This group focused on the area between Luxembourg and Arlon, and more particularly on Steinfort, to find out what to do with these villages on the outskirts of the capital, which are currently dormitory villages and many of which are in flood-prone areas. They also looked at the case of Esch-sur-Sûre. This region is complicated because, since the 1960s, it has been deprived of a certain amount of development in order to protect its natural and water-related capital, but the state has never proposed any other compensatory measures. They support the idea that this region can become productive at the agrarian level, but also at the energy level, while proposing a new tourism offer which would also encourage more local stays for leisure, and thus contribute to reducing the carbon footprint linked to air travel for short relaxing escapes. One of the challenges for Luxembourg is also to create attractive places with an adapted green tourism infrastructure.

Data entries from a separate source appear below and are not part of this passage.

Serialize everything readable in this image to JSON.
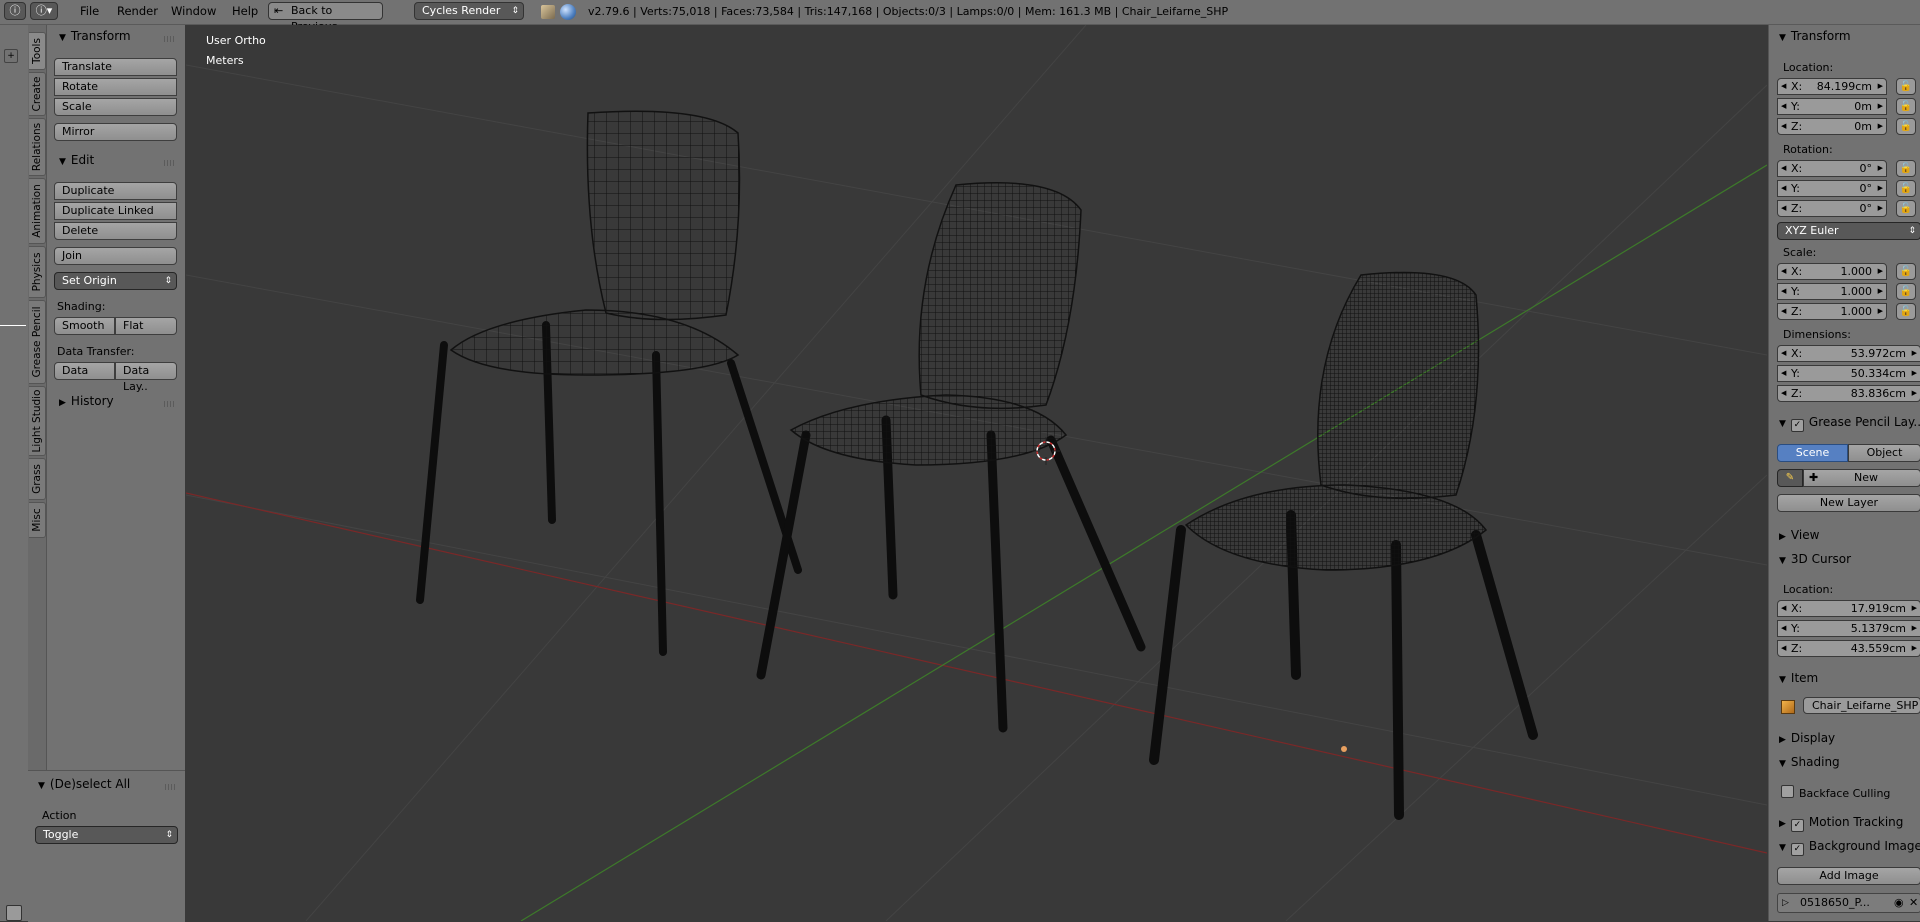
{
  "header": {
    "menus": [
      "File",
      "Render",
      "Window",
      "Help"
    ],
    "back_button": "Back to Previous",
    "render_engine": "Cycles Render",
    "stats": "v2.79.6 | Verts:75,018 | Faces:73,584 | Tris:147,168 | Objects:0/3 | Lamps:0/0 | Mem: 161.3 MB | Chair_Leifarne_SHP"
  },
  "tabs": [
    "Tools",
    "Create",
    "Relations",
    "Animation",
    "Physics",
    "Grease Pencil",
    "Light Studio",
    "Grass",
    "Misc"
  ],
  "tool_shelf": {
    "transform_title": "Transform",
    "translate": "Translate",
    "rotate": "Rotate",
    "scale": "Scale",
    "mirror": "Mirror",
    "edit_title": "Edit",
    "duplicate": "Duplicate",
    "duplicate_linked": "Duplicate Linked",
    "delete": "Delete",
    "join": "Join",
    "set_origin": "Set Origin",
    "shading_label": "Shading:",
    "smooth": "Smooth",
    "flat": "Flat",
    "data_transfer_label": "Data Transfer:",
    "data": "Data",
    "data_layers": "Data Lay..",
    "history_title": "History"
  },
  "operator": {
    "title": "(De)select All",
    "action_label": "Action",
    "action_value": "Toggle"
  },
  "viewport": {
    "view_name": "User Ortho",
    "units": "Meters"
  },
  "properties": {
    "transform_title": "Transform",
    "location_label": "Location:",
    "location": [
      {
        "k": "X:",
        "v": "84.199cm"
      },
      {
        "k": "Y:",
        "v": "0m"
      },
      {
        "k": "Z:",
        "v": "0m"
      }
    ],
    "rotation_label": "Rotation:",
    "rotation": [
      {
        "k": "X:",
        "v": "0°"
      },
      {
        "k": "Y:",
        "v": "0°"
      },
      {
        "k": "Z:",
        "v": "0°"
      }
    ],
    "rotation_mode": "XYZ Euler",
    "scale_label": "Scale:",
    "scale": [
      {
        "k": "X:",
        "v": "1.000"
      },
      {
        "k": "Y:",
        "v": "1.000"
      },
      {
        "k": "Z:",
        "v": "1.000"
      }
    ],
    "dimensions_label": "Dimensions:",
    "dimensions": [
      {
        "k": "X:",
        "v": "53.972cm"
      },
      {
        "k": "Y:",
        "v": "50.334cm"
      },
      {
        "k": "Z:",
        "v": "83.836cm"
      }
    ],
    "grease_pencil_title": "Grease Pencil Lay...",
    "scene_tab": "Scene",
    "object_tab": "Object",
    "new_button": "New",
    "new_layer_button": "New Layer",
    "view_title": "View",
    "cursor_title": "3D Cursor",
    "cursor_location_label": "Location:",
    "cursor_location": [
      {
        "k": "X:",
        "v": "17.919cm"
      },
      {
        "k": "Y:",
        "v": "5.1379cm"
      },
      {
        "k": "Z:",
        "v": "43.559cm"
      }
    ],
    "item_title": "Item",
    "item_name": "Chair_Leifarne_SHP",
    "display_title": "Display",
    "shading_title": "Shading",
    "backface_culling": "Backface Culling",
    "motion_tracking": "Motion Tracking",
    "background_images": "Background Images",
    "add_image": "Add Image",
    "image_name": "0518650_P..."
  },
  "colors": {
    "ui_gray": "#727272",
    "viewport_bg": "#393939",
    "accent_blue": "#5680c2",
    "x_axis_red": "#7a2828",
    "y_axis_green": "#3d7a2a"
  }
}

Claude Turmes: “After the official closing meeting on 27 January, we will produce a catalogue and a travelling exhibition from May onwards.” (Photo: Matic Zorman/Maison Moderne/Archives)

Claude Turmes: “After the official closing meeting on 27 January, we will produce a catalogue and a travelling exhibition from May onwards.” (Photo: Matic Zorman/Maison Moderne/Archives)

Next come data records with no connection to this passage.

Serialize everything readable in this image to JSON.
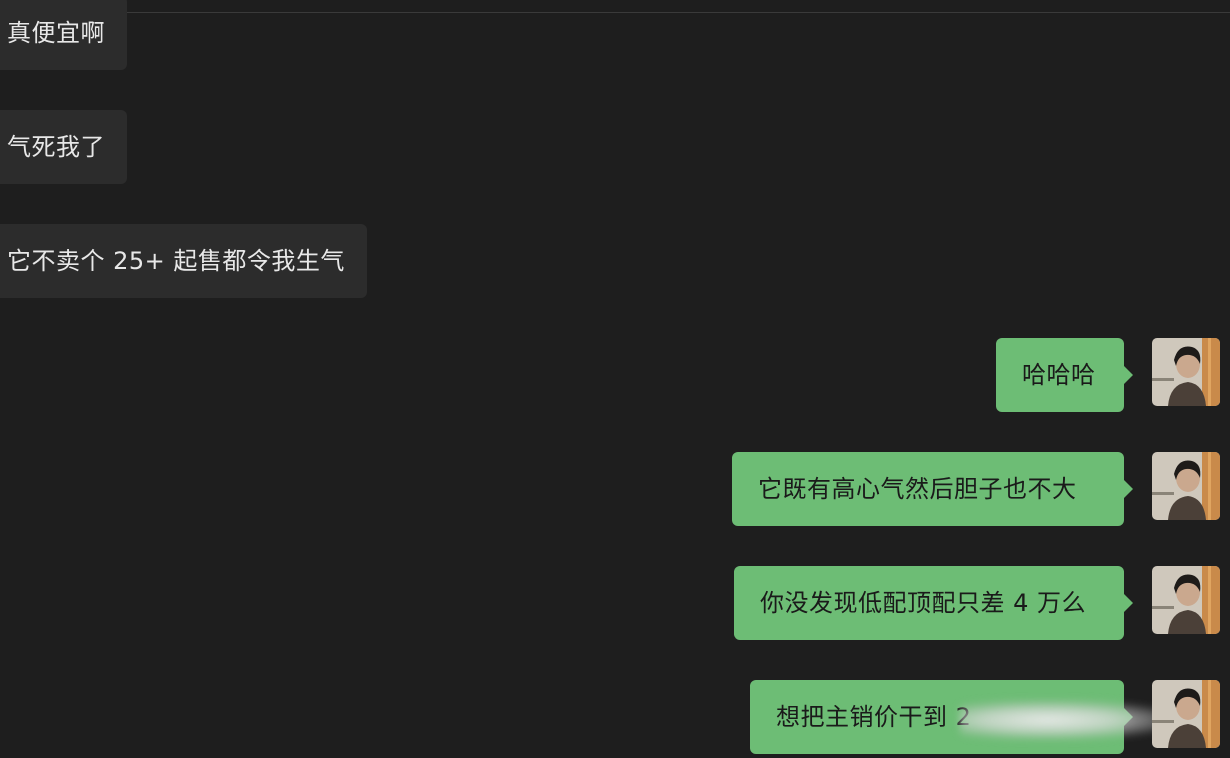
{
  "incoming": [
    {
      "text": "真便宜啊"
    },
    {
      "text": "气死我了"
    },
    {
      "text": "它不卖个 25+ 起售都令我生气"
    }
  ],
  "outgoing": [
    {
      "text": "哈哈哈"
    },
    {
      "text": "它既有高心气然后胆子也不大"
    },
    {
      "text": "你没发现低配顶配只差 4 万么"
    },
    {
      "text": "想把主销价干到 2"
    }
  ],
  "colors": {
    "background": "#1e1e1e",
    "incoming_bubble": "#2c2c2c",
    "outgoing_bubble": "#6dbd75"
  },
  "avatar_icon": "user-avatar-icon"
}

So there is one group left, the one led by 2001. What are its ideas?

These are ideas that are conceptually at a very high level. They have developed their ideas around the theme of “soil and people”. They worked on the Nordstad area in Bettendorf, which suffers from a lack of infrastructure and jobs in relation to the number of inhabitants, and also in the south in Helfent. The group has proposed a concept that I would really like to apply: the transfer of development rights, a principle that comes from the United States and which avoids the urban sprawl of villages and refocuses development where it makes sense. The principle is to propose to landowners an exchange of properties to densify already urbanised areas. This would create an interesting critical mass for the life of the village without denaturing its landscape.

All this remains theoretical for the moment. Do you think you will be able to implement these ideas in the short or medium term?

This is the challenge ahead of us: the transition from consultation to reality on the ground. After the official closing meeting on 27 January, we will produce a catalogue and a travelling exhibition from May. In addition, the various ideas will be presented to the municipalities concerned. All this work will lead to the writing of the new master programme which should enable the development of Luxembourg’s territory with a zero-carbon vision.

Luxembourg in Transition therefore integrates the cross-border dimension, which is wider than our own borders. How are you going to involve the actors of the various neighbouring countries in this vision of the territory? With whom should the project be developed?

The resulting work will be presented to the various ministers in charge of spatial planning in the greater region, and we will also meet the mayors of the various towns neighbouring our borders, because we need structural cooperation with the municipalities in our functional area. Fortunately, we have an effective tool in the new Interreg Grande Région programme, on cross-border cooperation between municipalities, which will enable us to structure cooperation on the French side as well as in Rhineland-Palatinate, or with the German-speaking community of Belgium.

This is essential, because the future of our economy depends on our ability to attract new talent. However, not all of these new people will be able to access affordable housing in Luxembourg and will go to live on the borders. We must therefore ensure a good quality of life, and of urban planning, in the area around Luxembourg. The Esch-Audun metropolis is being developed in this sense, by combining the research done for Luxembourg in Transition, but also Esch-Schifflange and the Internationale Bauausstellung. Because we must be aware that the current commuter model is not viable in the long term, neither ecologically nor humanly. Our attractiveness must return through quality urban planning in Luxembourg, but also in the border territories.

This article was originally published on Paperjam. It has been translated and edited for Delano.